Entries from a dataset of interfaces:
Segment Open
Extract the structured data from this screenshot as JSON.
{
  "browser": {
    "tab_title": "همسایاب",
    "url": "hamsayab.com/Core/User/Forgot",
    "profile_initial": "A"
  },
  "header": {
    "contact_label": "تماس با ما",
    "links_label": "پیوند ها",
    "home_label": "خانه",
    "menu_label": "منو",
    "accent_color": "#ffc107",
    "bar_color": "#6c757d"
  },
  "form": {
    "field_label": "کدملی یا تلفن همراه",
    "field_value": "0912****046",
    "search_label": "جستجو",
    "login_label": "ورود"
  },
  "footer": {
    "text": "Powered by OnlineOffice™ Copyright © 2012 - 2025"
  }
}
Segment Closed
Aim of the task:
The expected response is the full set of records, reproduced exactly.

Your solution:
Extract the structured data from this screenshot as JSON.
{
  "browser": {
    "tab_title": "همسایاب",
    "url": "hamsayab.com/Core/User/Forgot",
    "profile_initial": "A"
  },
  "header": {
    "contact_label": "تماس با ما",
    "links_label": "پیوند ها",
    "home_label": "خانه",
    "menu_label": "منو",
    "accent_color": "#ffc107",
    "bar_color": "#6c757d"
  },
  "form": {
    "field_label": "کدملی یا تلفن همراه",
    "field_value": "0912****046",
    "search_label": "جستجو",
    "login_label": "ورود"
  },
  "footer": {
    "text": "Powered by OnlineOffice™ Copyright © 2012 - 2025"
  }
}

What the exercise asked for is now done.